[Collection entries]
+++++
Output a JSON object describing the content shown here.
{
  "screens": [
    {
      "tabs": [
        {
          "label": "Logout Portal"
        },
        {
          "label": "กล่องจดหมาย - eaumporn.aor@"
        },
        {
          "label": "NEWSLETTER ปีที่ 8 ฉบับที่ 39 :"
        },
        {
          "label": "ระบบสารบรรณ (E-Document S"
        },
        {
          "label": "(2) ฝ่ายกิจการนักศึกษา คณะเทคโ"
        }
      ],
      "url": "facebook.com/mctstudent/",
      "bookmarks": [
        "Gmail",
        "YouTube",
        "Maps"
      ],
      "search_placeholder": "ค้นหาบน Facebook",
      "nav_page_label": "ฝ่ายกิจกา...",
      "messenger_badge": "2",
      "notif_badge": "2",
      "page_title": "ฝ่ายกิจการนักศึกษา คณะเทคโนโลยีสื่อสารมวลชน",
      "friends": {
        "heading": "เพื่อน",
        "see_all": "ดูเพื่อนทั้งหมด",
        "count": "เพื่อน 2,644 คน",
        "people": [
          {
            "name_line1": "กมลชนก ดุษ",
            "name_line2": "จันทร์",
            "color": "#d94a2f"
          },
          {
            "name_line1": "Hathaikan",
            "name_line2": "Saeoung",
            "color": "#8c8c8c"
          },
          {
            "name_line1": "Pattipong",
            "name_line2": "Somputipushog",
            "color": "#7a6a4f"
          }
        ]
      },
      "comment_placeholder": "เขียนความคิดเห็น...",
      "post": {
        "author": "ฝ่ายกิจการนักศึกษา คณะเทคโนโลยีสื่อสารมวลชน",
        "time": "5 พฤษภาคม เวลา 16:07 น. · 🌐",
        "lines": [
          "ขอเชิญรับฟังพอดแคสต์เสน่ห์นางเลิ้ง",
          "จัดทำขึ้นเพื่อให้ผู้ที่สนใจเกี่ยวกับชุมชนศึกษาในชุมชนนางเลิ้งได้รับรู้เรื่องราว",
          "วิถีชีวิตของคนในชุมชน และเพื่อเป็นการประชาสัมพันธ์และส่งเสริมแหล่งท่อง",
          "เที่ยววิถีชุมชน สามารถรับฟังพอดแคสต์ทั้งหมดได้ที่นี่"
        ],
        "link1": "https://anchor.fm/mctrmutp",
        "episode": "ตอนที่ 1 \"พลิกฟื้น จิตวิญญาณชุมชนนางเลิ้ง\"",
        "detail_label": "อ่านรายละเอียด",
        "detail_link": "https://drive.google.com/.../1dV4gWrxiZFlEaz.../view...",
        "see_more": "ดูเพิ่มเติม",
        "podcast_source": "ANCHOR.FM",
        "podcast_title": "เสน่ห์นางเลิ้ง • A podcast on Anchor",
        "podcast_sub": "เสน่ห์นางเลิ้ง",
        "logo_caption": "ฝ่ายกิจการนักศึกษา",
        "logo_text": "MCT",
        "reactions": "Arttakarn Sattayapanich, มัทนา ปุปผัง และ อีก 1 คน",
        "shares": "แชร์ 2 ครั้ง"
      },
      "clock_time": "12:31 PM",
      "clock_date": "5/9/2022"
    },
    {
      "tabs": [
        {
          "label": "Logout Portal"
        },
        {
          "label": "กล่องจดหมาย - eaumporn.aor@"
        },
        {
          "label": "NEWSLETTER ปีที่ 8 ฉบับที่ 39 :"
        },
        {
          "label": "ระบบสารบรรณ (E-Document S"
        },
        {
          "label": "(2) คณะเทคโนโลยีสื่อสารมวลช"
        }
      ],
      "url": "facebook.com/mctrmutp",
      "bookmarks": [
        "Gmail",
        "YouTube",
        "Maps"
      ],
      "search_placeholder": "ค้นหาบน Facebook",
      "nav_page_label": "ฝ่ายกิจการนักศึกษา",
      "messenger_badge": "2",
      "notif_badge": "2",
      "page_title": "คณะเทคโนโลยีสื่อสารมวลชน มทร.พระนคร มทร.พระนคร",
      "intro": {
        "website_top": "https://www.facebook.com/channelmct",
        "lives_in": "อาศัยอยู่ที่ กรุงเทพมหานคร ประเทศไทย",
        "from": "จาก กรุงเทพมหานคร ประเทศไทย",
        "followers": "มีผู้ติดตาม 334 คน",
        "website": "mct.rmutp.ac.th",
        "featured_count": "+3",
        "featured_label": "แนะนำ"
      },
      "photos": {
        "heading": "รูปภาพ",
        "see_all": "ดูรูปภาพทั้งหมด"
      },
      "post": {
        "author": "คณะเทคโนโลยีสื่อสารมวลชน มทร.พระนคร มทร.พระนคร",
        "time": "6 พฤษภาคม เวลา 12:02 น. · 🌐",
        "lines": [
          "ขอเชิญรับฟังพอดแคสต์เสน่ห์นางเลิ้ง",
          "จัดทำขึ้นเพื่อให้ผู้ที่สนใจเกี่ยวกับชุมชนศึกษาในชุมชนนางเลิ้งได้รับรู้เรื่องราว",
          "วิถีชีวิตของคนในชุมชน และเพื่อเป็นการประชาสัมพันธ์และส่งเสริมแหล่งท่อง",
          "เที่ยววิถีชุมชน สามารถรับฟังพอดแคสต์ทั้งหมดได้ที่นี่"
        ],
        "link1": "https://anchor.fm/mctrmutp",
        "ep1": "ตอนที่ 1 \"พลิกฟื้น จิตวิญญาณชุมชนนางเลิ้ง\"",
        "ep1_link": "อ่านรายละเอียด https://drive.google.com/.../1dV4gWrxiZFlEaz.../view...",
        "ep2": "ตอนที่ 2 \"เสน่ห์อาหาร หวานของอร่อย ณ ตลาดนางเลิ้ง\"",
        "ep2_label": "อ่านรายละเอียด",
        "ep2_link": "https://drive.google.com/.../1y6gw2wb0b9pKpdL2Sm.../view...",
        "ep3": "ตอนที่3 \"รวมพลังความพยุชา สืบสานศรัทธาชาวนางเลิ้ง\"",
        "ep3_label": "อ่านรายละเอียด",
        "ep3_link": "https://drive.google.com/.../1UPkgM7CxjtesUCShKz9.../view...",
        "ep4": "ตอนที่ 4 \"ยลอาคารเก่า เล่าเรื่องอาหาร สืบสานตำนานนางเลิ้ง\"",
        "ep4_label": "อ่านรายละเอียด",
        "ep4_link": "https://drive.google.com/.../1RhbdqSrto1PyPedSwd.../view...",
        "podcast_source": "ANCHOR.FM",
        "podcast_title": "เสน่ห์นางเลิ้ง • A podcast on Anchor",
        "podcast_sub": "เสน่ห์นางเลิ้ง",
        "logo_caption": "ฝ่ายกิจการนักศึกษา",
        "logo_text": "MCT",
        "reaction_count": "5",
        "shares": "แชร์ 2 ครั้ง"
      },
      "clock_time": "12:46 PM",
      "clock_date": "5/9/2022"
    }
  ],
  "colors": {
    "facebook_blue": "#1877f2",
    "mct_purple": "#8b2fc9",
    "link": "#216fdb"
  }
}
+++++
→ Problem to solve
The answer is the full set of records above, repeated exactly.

→ Solution to this problem
Output a JSON object describing the content shown here.
{
  "screens": [
    {
      "tabs": [
        {
          "label": "Logout Portal"
        },
        {
          "label": "กล่องจดหมาย - eaumporn.aor@"
        },
        {
          "label": "NEWSLETTER ปีที่ 8 ฉบับที่ 39 :"
        },
        {
          "label": "ระบบสารบรรณ (E-Document S"
        },
        {
          "label": "(2) ฝ่ายกิจการนักศึกษา คณะเทคโ"
        }
      ],
      "url": "facebook.com/mctstudent/",
      "bookmarks": [
        "Gmail",
        "YouTube",
        "Maps"
      ],
      "search_placeholder": "ค้นหาบน Facebook",
      "nav_page_label": "ฝ่ายกิจกา...",
      "messenger_badge": "2",
      "notif_badge": "2",
      "page_title": "ฝ่ายกิจการนักศึกษา คณะเทคโนโลยีสื่อสารมวลชน",
      "friends": {
        "heading": "เพื่อน",
        "see_all": "ดูเพื่อนทั้งหมด",
        "count": "เพื่อน 2,644 คน",
        "people": [
          {
            "name_line1": "กมลชนก ดุษ",
            "name_line2": "จันทร์",
            "color": "#d94a2f"
          },
          {
            "name_line1": "Hathaikan",
            "name_line2": "Saeoung",
            "color": "#8c8c8c"
          },
          {
            "name_line1": "Pattipong",
            "name_line2": "Somputipushog",
            "color": "#7a6a4f"
          }
        ]
      },
      "comment_placeholder": "เขียนความคิดเห็น...",
      "post": {
        "author": "ฝ่ายกิจการนักศึกษา คณะเทคโนโลยีสื่อสารมวลชน",
        "time": "5 พฤษภาคม เวลา 16:07 น. · 🌐",
        "lines": [
          "ขอเชิญรับฟังพอดแคสต์เสน่ห์นางเลิ้ง",
          "จัดทำขึ้นเพื่อให้ผู้ที่สนใจเกี่ยวกับชุมชนศึกษาในชุมชนนางเลิ้งได้รับรู้เรื่องราว",
          "วิถีชีวิตของคนในชุมชน และเพื่อเป็นการประชาสัมพันธ์และส่งเสริมแหล่งท่อง",
          "เที่ยววิถีชุมชน สามารถรับฟังพอดแคสต์ทั้งหมดได้ที่นี่"
        ],
        "link1": "https://anchor.fm/mctrmutp",
        "episode": "ตอนที่ 1 \"พลิกฟื้น จิตวิญญาณชุมชนนางเลิ้ง\"",
        "detail_label": "อ่านรายละเอียด",
        "detail_link": "https://drive.google.com/.../1dV4gWrxiZFlEaz.../view...",
        "see_more": "ดูเพิ่มเติม",
        "podcast_source": "ANCHOR.FM",
        "podcast_title": "เสน่ห์นางเลิ้ง • A podcast on Anchor",
        "podcast_sub": "เสน่ห์นางเลิ้ง",
        "logo_caption": "ฝ่ายกิจการนักศึกษา",
        "logo_text": "MCT",
        "reactions": "Arttakarn Sattayapanich, มัทนา ปุปผัง และ อีก 1 คน",
        "shares": "แชร์ 2 ครั้ง"
      },
      "clock_time": "12:31 PM",
      "clock_date": "5/9/2022"
    },
    {
      "tabs": [
        {
          "label": "Logout Portal"
        },
        {
          "label": "กล่องจดหมาย - eaumporn.aor@"
        },
        {
          "label": "NEWSLETTER ปีที่ 8 ฉบับที่ 39 :"
        },
        {
          "label": "ระบบสารบรรณ (E-Document S"
        },
        {
          "label": "(2) คณะเทคโนโลยีสื่อสารมวลช"
        }
      ],
      "url": "facebook.com/mctrmutp",
      "bookmarks": [
        "Gmail",
        "YouTube",
        "Maps"
      ],
      "search_placeholder": "ค้นหาบน Facebook",
      "nav_page_label": "ฝ่ายกิจการนักศึกษา",
      "messenger_badge": "2",
      "notif_badge": "2",
      "page_title": "คณะเทคโนโลยีสื่อสารมวลชน มทร.พระนคร มทร.พระนคร",
      "intro": {
        "website_top": "https://www.facebook.com/channelmct",
        "lives_in": "อาศัยอยู่ที่ กรุงเทพมหานคร ประเทศไทย",
        "from": "จาก กรุงเทพมหานคร ประเทศไทย",
        "followers": "มีผู้ติดตาม 334 คน",
        "website": "mct.rmutp.ac.th",
        "featured_count": "+3",
        "featured_label": "แนะนำ"
      },
      "photos": {
        "heading": "รูปภาพ",
        "see_all": "ดูรูปภาพทั้งหมด"
      },
      "post": {
        "author": "คณะเทคโนโลยีสื่อสารมวลชน มทร.พระนคร มทร.พระนคร",
        "time": "6 พฤษภาคม เวลา 12:02 น. · 🌐",
        "lines": [
          "ขอเชิญรับฟังพอดแคสต์เสน่ห์นางเลิ้ง",
          "จัดทำขึ้นเพื่อให้ผู้ที่สนใจเกี่ยวกับชุมชนศึกษาในชุมชนนางเลิ้งได้รับรู้เรื่องราว",
          "วิถีชีวิตของคนในชุมชน และเพื่อเป็นการประชาสัมพันธ์และส่งเสริมแหล่งท่อง",
          "เที่ยววิถีชุมชน สามารถรับฟังพอดแคสต์ทั้งหมดได้ที่นี่"
        ],
        "link1": "https://anchor.fm/mctrmutp",
        "ep1": "ตอนที่ 1 \"พลิกฟื้น จิตวิญญาณชุมชนนางเลิ้ง\"",
        "ep1_link": "อ่านรายละเอียด https://drive.google.com/.../1dV4gWrxiZFlEaz.../view...",
        "ep2": "ตอนที่ 2 \"เสน่ห์อาหาร หวานของอร่อย ณ ตลาดนางเลิ้ง\"",
        "ep2_label": "อ่านรายละเอียด",
        "ep2_link": "https://drive.google.com/.../1y6gw2wb0b9pKpdL2Sm.../view...",
        "ep3": "ตอนที่3 \"รวมพลังความพยุชา สืบสานศรัทธาชาวนางเลิ้ง\"",
        "ep3_label": "อ่านรายละเอียด",
        "ep3_link": "https://drive.google.com/.../1UPkgM7CxjtesUCShKz9.../view...",
        "ep4": "ตอนที่ 4 \"ยลอาคารเก่า เล่าเรื่องอาหาร สืบสานตำนานนางเลิ้ง\"",
        "ep4_label": "อ่านรายละเอียด",
        "ep4_link": "https://drive.google.com/.../1RhbdqSrto1PyPedSwd.../view...",
        "podcast_source": "ANCHOR.FM",
        "podcast_title": "เสน่ห์นางเลิ้ง • A podcast on Anchor",
        "podcast_sub": "เสน่ห์นางเลิ้ง",
        "logo_caption": "ฝ่ายกิจการนักศึกษา",
        "logo_text": "MCT",
        "reaction_count": "5",
        "shares": "แชร์ 2 ครั้ง"
      },
      "clock_time": "12:46 PM",
      "clock_date": "5/9/2022"
    }
  ],
  "colors": {
    "facebook_blue": "#1877f2",
    "mct_purple": "#8b2fc9",
    "link": "#216fdb"
  }
}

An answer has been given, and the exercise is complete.